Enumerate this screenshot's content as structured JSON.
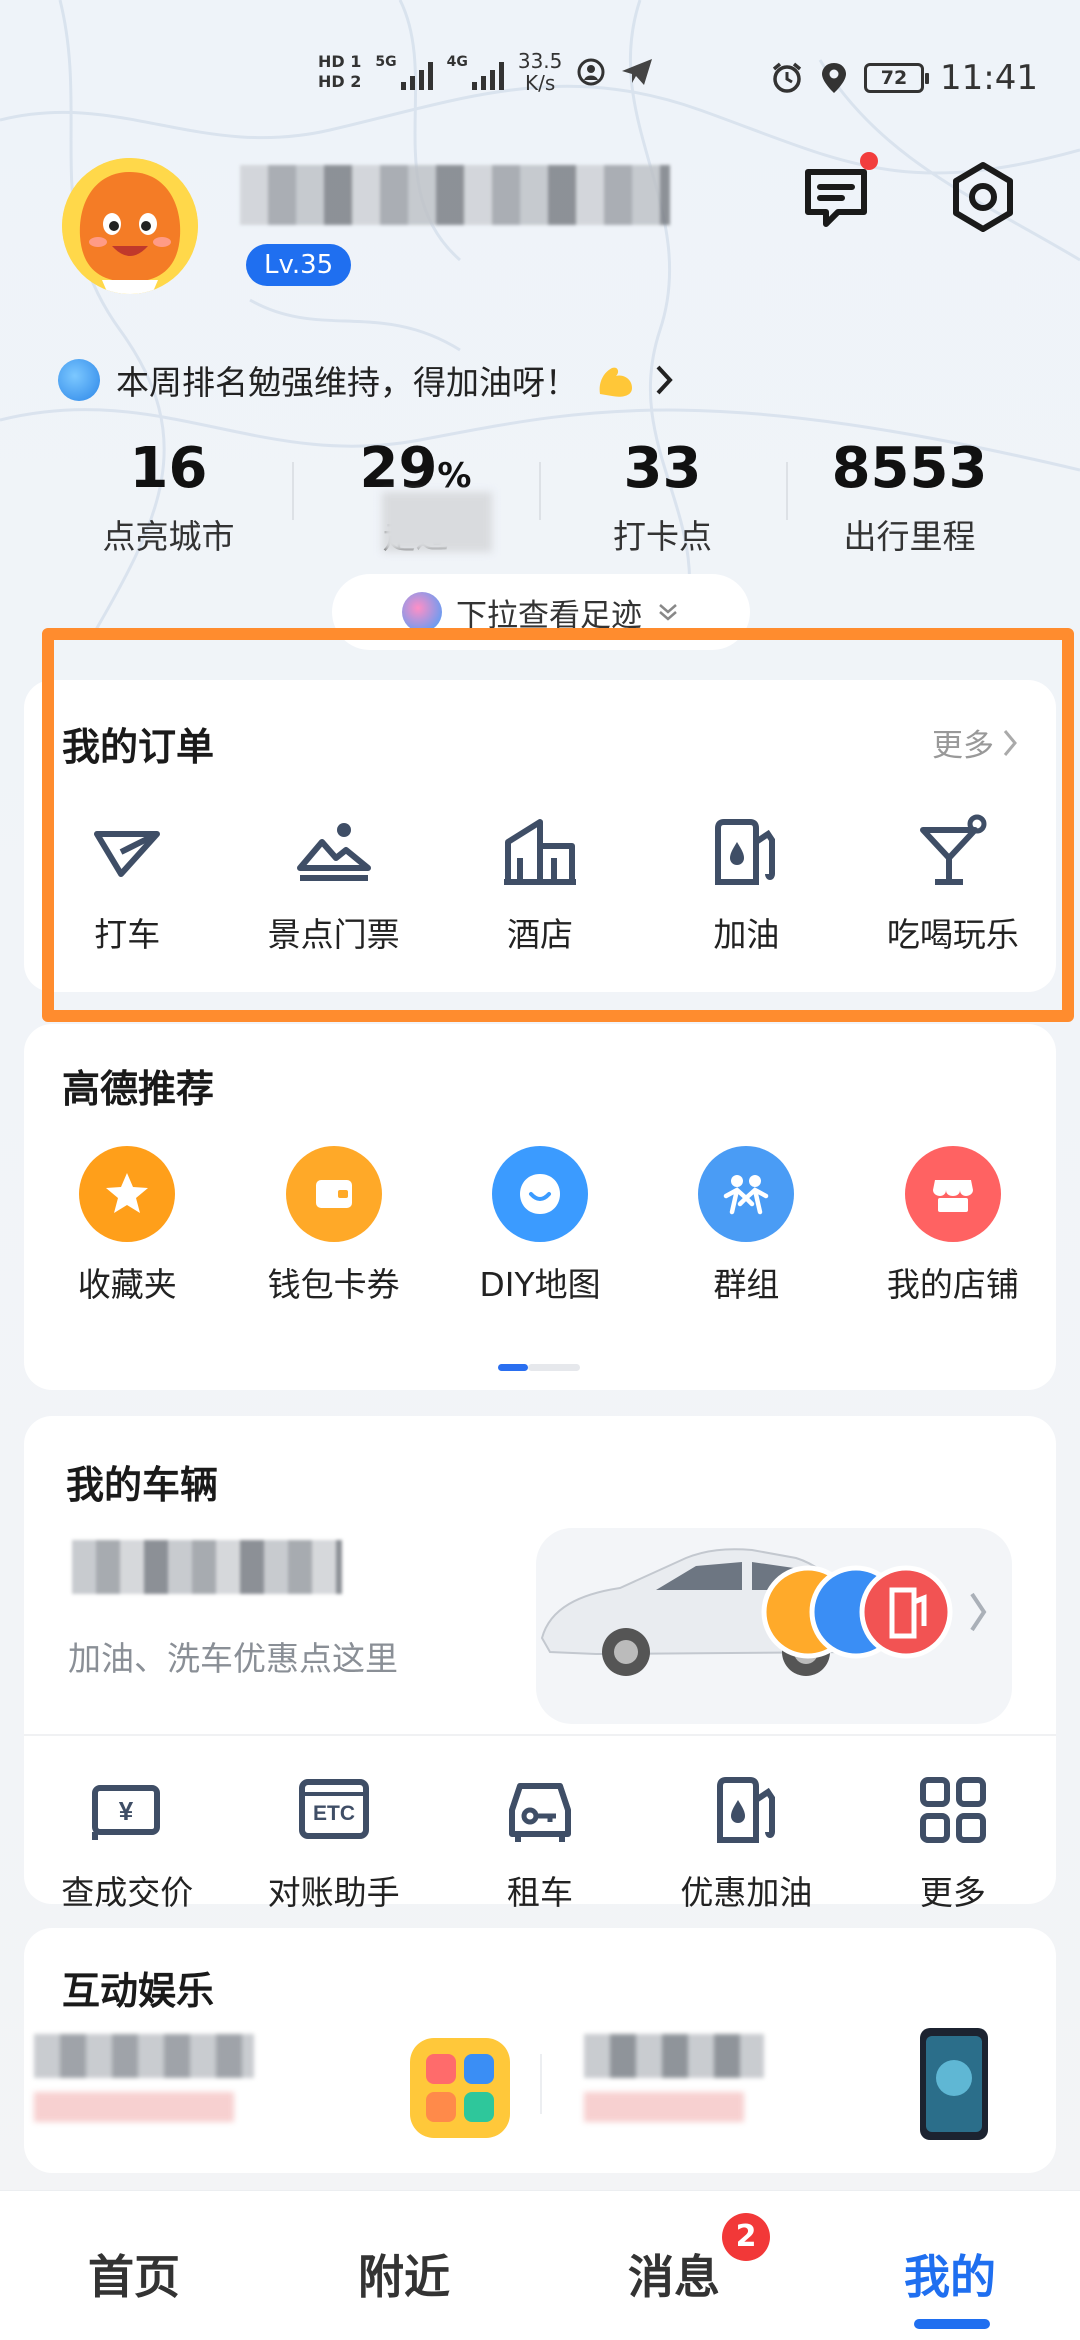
{
  "status_bar": {
    "hd1": "HD 1",
    "hd2": "HD 2",
    "net1": "5G",
    "net2": "4G",
    "speed_value": "33.5",
    "speed_unit": "K/s",
    "battery": "72",
    "time": "11:41"
  },
  "profile": {
    "level": "Lv.35",
    "rank_text": "本周排名勉强维持，得加油呀！",
    "stats": [
      {
        "value": "16",
        "suffix": "",
        "label": "点亮城市"
      },
      {
        "value": "29",
        "suffix": "%",
        "label": "走过"
      },
      {
        "value": "33",
        "suffix": "",
        "label": "打卡点"
      },
      {
        "value": "8553",
        "suffix": "",
        "label": "出行里程"
      }
    ],
    "pull_hint": "下拉查看足迹"
  },
  "orders": {
    "title": "我的订单",
    "more": "更多",
    "items": [
      {
        "label": "打车",
        "icon": "taxi-icon"
      },
      {
        "label": "景点门票",
        "icon": "scenic-ticket-icon"
      },
      {
        "label": "酒店",
        "icon": "hotel-icon"
      },
      {
        "label": "加油",
        "icon": "fuel-icon"
      },
      {
        "label": "吃喝玩乐",
        "icon": "cocktail-icon"
      }
    ]
  },
  "recommend": {
    "title": "高德推荐",
    "items": [
      {
        "label": "收藏夹",
        "icon": "star-icon",
        "color": "#ff9f1a"
      },
      {
        "label": "钱包卡券",
        "icon": "wallet-icon",
        "color": "#ffa928"
      },
      {
        "label": "DIY地图",
        "icon": "smile-map-icon",
        "color": "#3b9bff"
      },
      {
        "label": "群组",
        "icon": "group-icon",
        "color": "#4a9cf5"
      },
      {
        "label": "我的店铺",
        "icon": "shop-icon",
        "color": "#ff6262"
      }
    ]
  },
  "vehicle": {
    "title": "我的车辆",
    "hint": "加油、洗车优惠点这里",
    "tools": [
      {
        "label": "查成交价",
        "icon": "price-tag-icon"
      },
      {
        "label": "对账助手",
        "icon": "etc-icon"
      },
      {
        "label": "租车",
        "icon": "rental-car-icon"
      },
      {
        "label": "优惠加油",
        "icon": "fuel-pump-icon"
      },
      {
        "label": "更多",
        "icon": "grid-more-icon"
      }
    ]
  },
  "entertainment": {
    "title": "互动娱乐"
  },
  "bottom_nav": {
    "items": [
      "首页",
      "附近",
      "消息",
      "我的"
    ],
    "badge": "2"
  },
  "colors": {
    "accent": "#1f6ff0",
    "highlight_border": "#ff8c2e",
    "badge_red": "#f23838"
  }
}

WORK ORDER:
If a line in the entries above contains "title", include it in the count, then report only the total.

WRITTEN RESPONSE:
4